Before the Internet, people met via family, friends, school, work and serendipitous public encounters. That still happens, but online dating is two decades old now, and is fast becoming the norm. New tools are also changing its nature. On old-school dating sites, you provide a lot of information and pore over the profiles of potential suitors with the hope of finding an ideal match. Most also require fees. Tinder, a free phone app that launched in 2012, greatly simplifies the process.
Using your phone's GPS and algorithms that take just a little Facebook and user selected data into account, Tinder finds and displays pictures of a nearby potential partners on your screen with a tiny bit of biographical information. Based on little else, you swipe left on the screen if you aren't interested and right if you are. You can accept or reject dozens — or even hundreds — of pictures a day, almost as a game, and never do anything else.
However, if two people both "swipe right" on each other, they are a match, and have the option to chat via text (and animated emojis) and decide where to go from there. The terms "swipe right" and "swipe left" have even crept into the vocabulary of popular culture to mean general approval or disapproval.

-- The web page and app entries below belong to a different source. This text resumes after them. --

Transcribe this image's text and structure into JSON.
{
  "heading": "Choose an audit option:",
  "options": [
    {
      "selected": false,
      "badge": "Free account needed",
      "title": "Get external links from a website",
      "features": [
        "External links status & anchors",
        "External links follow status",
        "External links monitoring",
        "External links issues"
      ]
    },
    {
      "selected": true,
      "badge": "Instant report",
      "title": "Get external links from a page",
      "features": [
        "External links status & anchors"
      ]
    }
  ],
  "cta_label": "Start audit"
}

Tinder and similar apps are increasingly popular with young adults and are gaining traction with other demographics, as well. And they may do more than merely make it easier to find dates. Here are 10 ways a seemingly simple app is changing our world.